Before I’d emerged from the forest the heavy rain that the DOC warden had forecasted came. My trekking bag was protected as best as it could be underneath an orange rain cover, but I was saturated. Flood water had annexed the foot path. A brook ran in the center, so I chose to walk on the sides instead of through the ankle high water. The next hut was near, I passed the 1km and ran the rest of the distance. I was the only person to start out, so I stripped except for underwear and hung my clothes. I did what I could to drip dry my tent and sleeping bag, both of which were wet from the night before. I shivered while heating water for tea, and I ate lukewarm noodles as other hikers began to arrive from the other direction. Men and women stripped to their skivvies and wrapped themselves with whatever dry apparel they had. All the clothes we hung on a spiderweb of ropes that crossed the narrow part of the hut’s interior. It was a small hut though, one room, and the puddle underneath our clothes grew so large that it developed a slight current that went in the direction of the floor’s downward grade. We mopped the water and wrung out our clothes the best we could and left them outside.

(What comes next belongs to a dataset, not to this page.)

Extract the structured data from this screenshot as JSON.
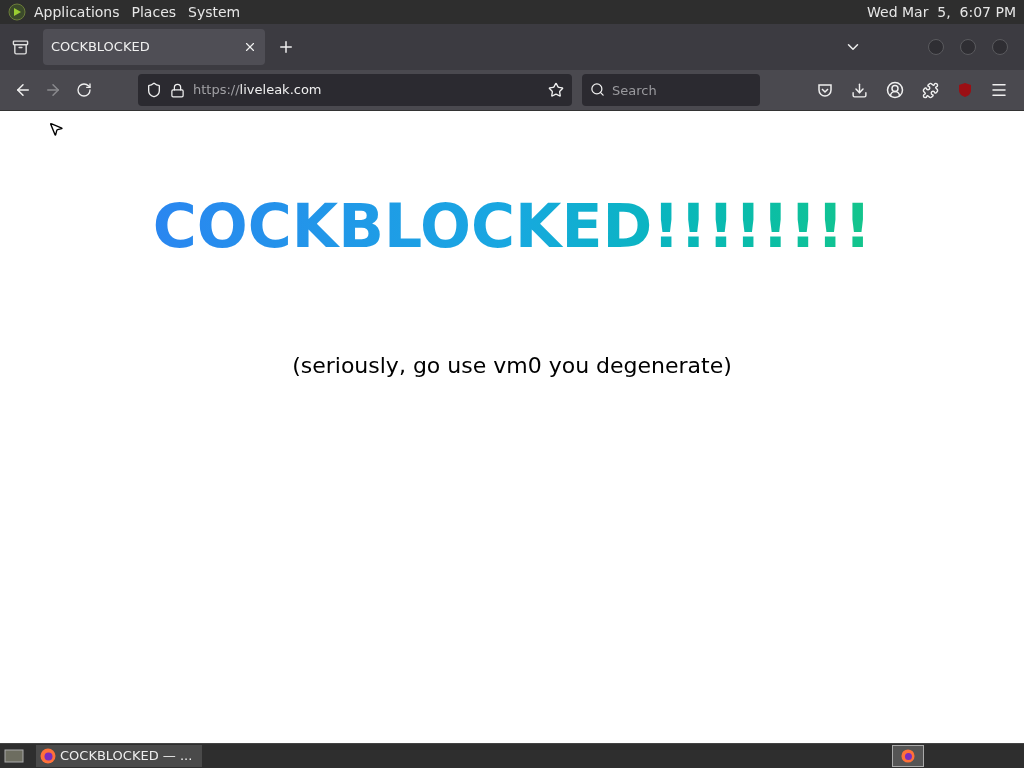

The talk was of weather. The rain would not abate until evening, if at all, or so we had been told. The people were concerned about the trail conditions from where I’d come. The trail literature they’d read cautioned it was likely to become impassable during heavy rain. I said I passed without incident but that the level was rising at a clip that the eye could see. They said I’d have multiple river crossings. Each was above ankle height, but one came up to their waists. “Don’t take off anything,” a man said, “If you’re alone unbuckle everything you have so that if you lose your footing or the water takes you, you can slip right out. You don’t want to spend your last breaths fighting off gear that could be replaced cheaply in comparison with your life.”
We stayed in the hut for an hour. The roof was metal so it sounded like pennies clicking above us. When a squall came we had to raise our voices to hear one another. When we were thinking of leaving we stood in front of the windows or at the doorframe and watched the rain fall. We had to convince ourself to make the first step. We also had to dress again. We donned our clothes together and moaned while we did. The clothes had stayed cold and wet, and we goose pimpled up and shivered a bit once they were back on us. When that happened we had to start out to stay warm.
I left with the highest spirits I’d been in on the trail. I embraced the rain and tramped through the puddles. The entire trail was a muddle of pathway, rock, and flooding, but I felt absolute joy fording through washes that had water going so fast through them that I couldn’t see through the two feet of murk to the bottom. Bush thickets covered the view of the landscape for a kilometer or so after the hut, but when they ended I came out into the Gouland Downs.
Gouland Downs was wide open grassland with distant mountains that were barriers to entry. All the plants were beset with rust coloring. The most common were pom-pom tussocks that were being toiled by the wind. Wind streaks were visible in them like how a draped blanket shows what’s underneath, and there were thousands of tussocks bunched together, so when they moved the landscape teemed. The space between ground and cloud was moving too. The clouds were high and light, which allowed for near total visibility from where I stood to the distant ranges, and what I saw was rain coming down as clear as legions marching across a plain. The rain was warm and freckled the puddles in the ground with walloping pats. The wind gripped and tried turning my bag. I yelled out. I felt like I’d been tossed into a competition to withstand the elements. My senses were bent to their full heights until I saw another hiker, alone, walking towards me. Her face was in ecstasy. Eyes open as if pulled and held there but still blinking off the rain that sprinkled them. “This is amazing,” she yelled. I couldn’t do anything but laugh. My senses were too consumed to do anything but.